Forming a B Corp
Do you have questions about obtaining your B Corp Certification and want to speak to an expert? Post a project today on ContractsCounsel and receive bids from corporate lawyers who specialize in Certified B Corporations.
Meet some of our B Corp Lawyers
I am a corporate lawyer with expertise working with small businesses, venture capital and healthcare. Previously, I worked at large law firms, as well as head attorney for companies. I graduated from Harvard College and University of Pennsylvania Law School. I speak 5 languages (Spanish, French, Italian and Russian, plus English), visited over 60 countries, and used to compete in salsa dancing!
Legal services cost too much, and are often of low quality. I have devoted my law practice to providing the best work at the most affordable price—in everything from defending small businesses against patent trolls to advising multinational corporations on regulatory compliance to steering couples through a divorce.

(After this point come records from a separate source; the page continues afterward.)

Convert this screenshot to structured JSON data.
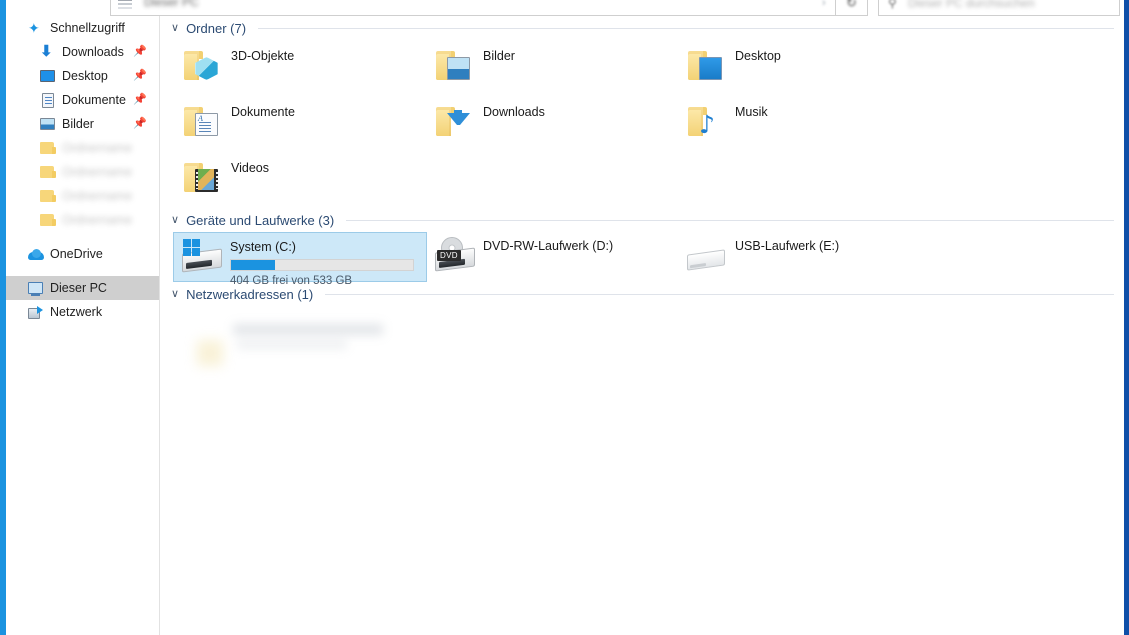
{
  "window": {
    "accent_left": "#1b93e0",
    "accent_right": "#0f4fa8"
  },
  "addressbar": {
    "path_text": "Dieser PC",
    "chevron": "›",
    "refresh_icon": "↻",
    "search_icon": "⚲"
  },
  "search": {
    "placeholder": "Dieser PC durchsuchen"
  },
  "sidebar": {
    "items": [
      {
        "label": "Schnellzugriff",
        "icon": "star-icon",
        "pinned": false,
        "child": false,
        "selected": false,
        "blurred": false
      },
      {
        "label": "Downloads",
        "icon": "download-arrow-icon",
        "pinned": true,
        "child": true,
        "selected": false,
        "blurred": false
      },
      {
        "label": "Desktop",
        "icon": "monitor-icon",
        "pinned": true,
        "child": true,
        "selected": false,
        "blurred": false
      },
      {
        "label": "Dokumente",
        "icon": "document-icon",
        "pinned": true,
        "child": true,
        "selected": false,
        "blurred": false
      },
      {
        "label": "Bilder",
        "icon": "picture-icon",
        "pinned": true,
        "child": true,
        "selected": false,
        "blurred": false
      },
      {
        "label": "",
        "icon": "folder-icon",
        "pinned": false,
        "child": true,
        "selected": false,
        "blurred": true
      },
      {
        "label": "",
        "icon": "folder-icon",
        "pinned": false,
        "child": true,
        "selected": false,
        "blurred": true
      },
      {
        "label": "",
        "icon": "folder-icon",
        "pinned": false,
        "child": true,
        "selected": false,
        "blurred": true
      },
      {
        "label": "",
        "icon": "folder-icon",
        "pinned": false,
        "child": true,
        "selected": false,
        "blurred": true
      },
      {
        "label": "OneDrive",
        "icon": "cloud-icon",
        "pinned": false,
        "child": false,
        "selected": false,
        "blurred": false
      },
      {
        "label": "Dieser PC",
        "icon": "this-pc-icon",
        "pinned": false,
        "child": false,
        "selected": true,
        "blurred": false
      },
      {
        "label": "Netzwerk",
        "icon": "network-icon",
        "pinned": false,
        "child": false,
        "selected": false,
        "blurred": false
      }
    ],
    "pin_glyph": "📌"
  },
  "content": {
    "groups": [
      {
        "id": "folders",
        "title": "Ordner (7)",
        "chevron": "∨",
        "items": [
          {
            "label": "3D-Objekte",
            "emblem": "cube-emblem"
          },
          {
            "label": "Bilder",
            "emblem": "picture-emblem"
          },
          {
            "label": "Desktop",
            "emblem": "desktop-emblem"
          },
          {
            "label": "Dokumente",
            "emblem": "document-emblem"
          },
          {
            "label": "Downloads",
            "emblem": "download-emblem"
          },
          {
            "label": "Musik",
            "emblem": "music-emblem"
          },
          {
            "label": "Videos",
            "emblem": "video-emblem"
          }
        ]
      },
      {
        "id": "drives",
        "title": "Geräte und Laufwerke (3)",
        "chevron": "∨",
        "items": [
          {
            "label": "System (C:)",
            "icon": "hard-disk-icon",
            "selected": true,
            "has_bar": true,
            "free_text": "404 GB frei von 533 GB",
            "free_gb": 404,
            "total_gb": 533,
            "used_percent": 24,
            "bar_color": "#1b93e0"
          },
          {
            "label": "DVD-RW-Laufwerk (D:)",
            "icon": "dvd-drive-icon",
            "selected": false,
            "has_bar": false,
            "badge": "DVD"
          },
          {
            "label": "USB-Laufwerk (E:)",
            "icon": "usb-drive-icon",
            "selected": false,
            "has_bar": false
          }
        ]
      },
      {
        "id": "network",
        "title": "Netzwerkadressen (1)",
        "chevron": "∨",
        "items": []
      }
    ]
  }
}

I am a licensed attorney and a member of the California Bar. I graduated from the University of Dayton School of Law's Program in Law and Technology. I love IP, tech transfers, licensing, and how the internet and developing technology is changing the legal landscape. I've interned at both corporations and boutique firms, and I've taken extensive specialized classes in intellectual property and technology law.
Jo Ann J.

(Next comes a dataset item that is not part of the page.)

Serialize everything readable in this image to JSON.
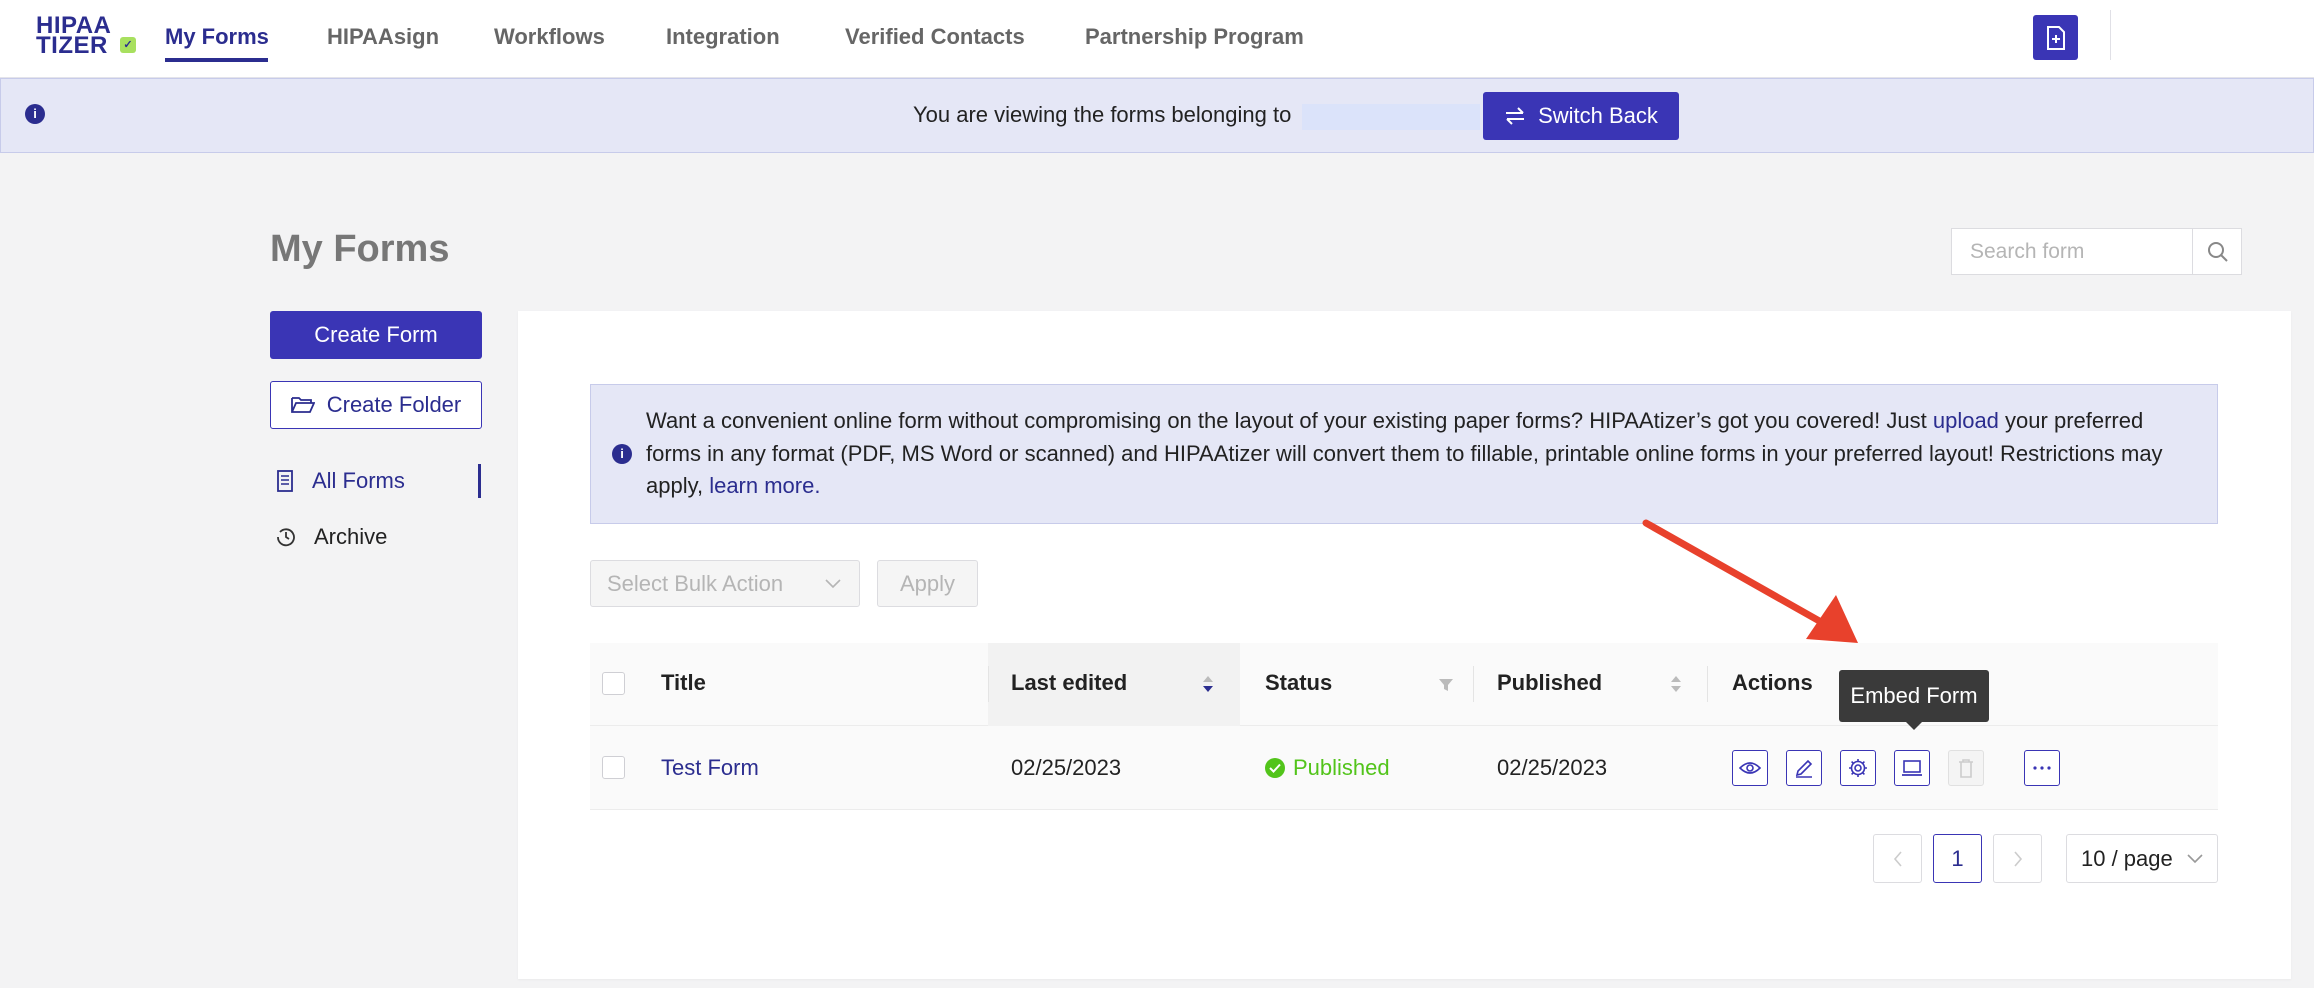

Jo Ann has been practicing for over 20 years, working primarily with high growth companies from inception through exit and all points in between. She is skilled in Mergers & Acquisitions, Contractual Agreements (including founders agreements, voting agreements, licensing agreements, terms of service, privacy policies, stockholder agreements, operating agreements, equity incentive plans, employment agreements, vendor agreements and other commercial agreements), Corporate Governance and Due Diligence.
I am an unabashed contract law geek with a passion for delivering contracts that protect your business within your risk tolerance. Contracts should be clear, concise, and able to be understood by the end user. I promote Plain English contract drafting. I also pay close attention to the boilerplate traps that trip up many agreements. Some of my most frequent drafting projects are entity operating and shareholder agreements, bylaws, asset purchase agreements, commercial leases, EULA, Terms of Service, Privacy Policies, Confidentiality agreements, employment agreements, and more.
I hold a B.S. in Accounting and a B.A. in Philosophy from Virginia Tech (2009). I received my J.D. from the University of Virginia School of Law in 2012. I am an associate member of the Virginia Bar and an active member of the DC bar. Currently, I am working as a self-employed legal consultant and attorney. Primarily my clients are start-up companies for which I perform various types of legal work, including negotiating and drafting settlement, preparing operating agreements and partnership agreements, assisting in moving companies to incorporate in new states and setting up companies to become registered in a state, assisting with employment matters, drafting non-disclosure agreements, assisting with private placement offerings, and researching issues on intellectual property, local regulations, privacy laws, corporate governance, and many other facets of the law, as the need arises. I have previously practiced as an attorney at a small DC securities law firm and worked at Deloitte Financial Advisory Services LLC. My work experience is dynamic and includes many short-term and long term experience that span across areas such as maintaining my own blog, freelance writing, and dog walking. My diverse background has provided me with a stong skill set that can be easily adapted for new areas of work and indicates my ability to quickly learn for a wide array of clients.
Texas licensed attorney specializing for 20 years in Business Law, Contract Drafting, and Risk Analysis. My services include: General Business Law Advisement; Risk Analysis and Consulting; Contract Review and Drafting; Legal Research and Writing, including Motion Practice; Business Formation; Article or Instructive Writing; and more. For more insight into my skills and experience, please feel free to visit my LinkedIn profile or contact me with any questions.